EXERCISE GOAL:
The word "this" marks the lines to copy; find all of them in the entries below.

SUPPLIED ENTRIES:
:::::

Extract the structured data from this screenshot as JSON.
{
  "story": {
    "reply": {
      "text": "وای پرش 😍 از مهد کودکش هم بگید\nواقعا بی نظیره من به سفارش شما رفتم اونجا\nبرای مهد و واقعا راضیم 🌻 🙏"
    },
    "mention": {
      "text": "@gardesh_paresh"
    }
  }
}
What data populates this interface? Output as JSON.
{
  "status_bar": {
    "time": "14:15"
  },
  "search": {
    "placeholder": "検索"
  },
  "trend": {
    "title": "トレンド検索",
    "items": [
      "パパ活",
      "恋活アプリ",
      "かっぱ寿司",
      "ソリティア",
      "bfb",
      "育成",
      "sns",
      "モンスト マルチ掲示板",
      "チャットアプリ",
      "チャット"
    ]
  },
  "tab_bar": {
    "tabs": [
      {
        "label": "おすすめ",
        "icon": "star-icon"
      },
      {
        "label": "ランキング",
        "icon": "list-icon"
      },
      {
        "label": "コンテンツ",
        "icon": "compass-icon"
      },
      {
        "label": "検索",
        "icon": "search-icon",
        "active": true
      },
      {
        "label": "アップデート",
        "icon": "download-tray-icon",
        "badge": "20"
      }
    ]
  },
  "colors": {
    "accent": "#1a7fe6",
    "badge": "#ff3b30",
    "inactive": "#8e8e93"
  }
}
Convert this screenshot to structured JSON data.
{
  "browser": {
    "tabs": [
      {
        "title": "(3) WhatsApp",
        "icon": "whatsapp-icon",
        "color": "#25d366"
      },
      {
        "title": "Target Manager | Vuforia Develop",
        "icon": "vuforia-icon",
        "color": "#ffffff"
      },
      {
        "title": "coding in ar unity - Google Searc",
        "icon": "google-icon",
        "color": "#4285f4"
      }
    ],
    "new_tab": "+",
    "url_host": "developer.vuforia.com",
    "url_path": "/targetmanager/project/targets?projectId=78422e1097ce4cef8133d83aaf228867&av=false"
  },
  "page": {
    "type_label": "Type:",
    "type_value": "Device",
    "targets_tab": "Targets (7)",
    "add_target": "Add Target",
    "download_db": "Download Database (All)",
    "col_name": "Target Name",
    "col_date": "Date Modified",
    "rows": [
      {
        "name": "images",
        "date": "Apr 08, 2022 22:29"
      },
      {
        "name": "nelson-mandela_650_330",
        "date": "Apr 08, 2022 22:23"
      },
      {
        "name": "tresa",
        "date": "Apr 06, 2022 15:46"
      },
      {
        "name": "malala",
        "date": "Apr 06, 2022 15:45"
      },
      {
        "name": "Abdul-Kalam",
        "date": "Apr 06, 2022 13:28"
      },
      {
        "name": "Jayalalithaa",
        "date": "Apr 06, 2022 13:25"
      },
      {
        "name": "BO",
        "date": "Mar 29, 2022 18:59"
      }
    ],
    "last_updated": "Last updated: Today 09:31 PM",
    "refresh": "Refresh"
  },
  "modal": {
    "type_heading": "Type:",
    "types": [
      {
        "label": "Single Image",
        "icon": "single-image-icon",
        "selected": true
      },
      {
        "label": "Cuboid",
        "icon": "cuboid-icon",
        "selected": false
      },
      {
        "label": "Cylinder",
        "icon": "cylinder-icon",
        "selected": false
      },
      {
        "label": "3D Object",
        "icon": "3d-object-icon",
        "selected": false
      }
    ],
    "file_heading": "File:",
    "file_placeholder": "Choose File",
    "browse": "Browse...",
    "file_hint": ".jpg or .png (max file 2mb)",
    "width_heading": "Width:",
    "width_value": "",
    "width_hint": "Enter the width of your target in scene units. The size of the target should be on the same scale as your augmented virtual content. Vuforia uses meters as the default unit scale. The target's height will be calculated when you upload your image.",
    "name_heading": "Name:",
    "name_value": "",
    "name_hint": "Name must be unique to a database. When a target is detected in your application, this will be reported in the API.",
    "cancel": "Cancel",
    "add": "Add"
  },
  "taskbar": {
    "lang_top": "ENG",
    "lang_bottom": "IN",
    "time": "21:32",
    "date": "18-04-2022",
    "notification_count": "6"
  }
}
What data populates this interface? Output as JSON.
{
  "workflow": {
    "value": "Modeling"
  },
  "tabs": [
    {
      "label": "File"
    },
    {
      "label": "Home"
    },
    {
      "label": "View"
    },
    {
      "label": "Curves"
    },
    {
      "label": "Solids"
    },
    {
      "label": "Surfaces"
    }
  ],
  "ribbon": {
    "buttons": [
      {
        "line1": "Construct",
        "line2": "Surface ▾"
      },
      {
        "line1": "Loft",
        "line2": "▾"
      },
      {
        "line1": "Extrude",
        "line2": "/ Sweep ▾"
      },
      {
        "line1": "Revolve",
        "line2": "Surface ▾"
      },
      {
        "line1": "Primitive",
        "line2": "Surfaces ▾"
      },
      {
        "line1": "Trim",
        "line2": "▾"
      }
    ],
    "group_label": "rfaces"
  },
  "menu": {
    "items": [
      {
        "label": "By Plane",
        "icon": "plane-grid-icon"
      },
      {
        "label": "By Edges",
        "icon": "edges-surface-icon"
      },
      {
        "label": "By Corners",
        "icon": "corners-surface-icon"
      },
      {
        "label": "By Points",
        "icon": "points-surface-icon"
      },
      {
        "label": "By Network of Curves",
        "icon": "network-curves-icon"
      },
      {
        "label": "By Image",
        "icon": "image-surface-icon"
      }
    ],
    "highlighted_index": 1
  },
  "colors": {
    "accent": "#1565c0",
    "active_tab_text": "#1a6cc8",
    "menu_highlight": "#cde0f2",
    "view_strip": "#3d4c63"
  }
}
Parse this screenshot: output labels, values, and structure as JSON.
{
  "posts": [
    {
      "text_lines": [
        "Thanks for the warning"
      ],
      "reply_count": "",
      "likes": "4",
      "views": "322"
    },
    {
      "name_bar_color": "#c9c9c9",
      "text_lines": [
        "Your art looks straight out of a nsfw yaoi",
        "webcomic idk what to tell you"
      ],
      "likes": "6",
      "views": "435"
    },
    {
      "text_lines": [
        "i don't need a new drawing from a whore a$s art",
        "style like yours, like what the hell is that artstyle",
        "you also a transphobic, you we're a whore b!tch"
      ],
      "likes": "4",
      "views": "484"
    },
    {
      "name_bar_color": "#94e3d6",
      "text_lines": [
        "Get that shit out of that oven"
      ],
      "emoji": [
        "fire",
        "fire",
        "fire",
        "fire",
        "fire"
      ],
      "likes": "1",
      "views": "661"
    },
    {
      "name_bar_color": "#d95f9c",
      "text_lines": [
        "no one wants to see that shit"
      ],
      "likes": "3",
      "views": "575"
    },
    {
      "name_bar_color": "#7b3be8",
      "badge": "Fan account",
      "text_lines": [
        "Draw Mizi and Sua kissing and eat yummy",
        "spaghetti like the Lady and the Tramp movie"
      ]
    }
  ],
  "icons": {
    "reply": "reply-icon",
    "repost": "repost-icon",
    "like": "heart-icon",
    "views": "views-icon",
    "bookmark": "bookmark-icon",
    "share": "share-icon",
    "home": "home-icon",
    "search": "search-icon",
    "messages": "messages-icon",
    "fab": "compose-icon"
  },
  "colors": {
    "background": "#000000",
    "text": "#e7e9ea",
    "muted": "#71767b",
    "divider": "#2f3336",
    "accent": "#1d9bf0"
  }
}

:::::

TASK SOLUTION:
Extract the structured data from this screenshot as JSON.
What data populates this interface? Output as JSON.
Convert this screenshot to structured JSON data.
    "name_hint": "Name must be unique to a database. When a target is detected in your application, this will be reported in the API.",
What data populates this interface? Output as JSON.
Parse this screenshot: output labels, values, and structure as JSON.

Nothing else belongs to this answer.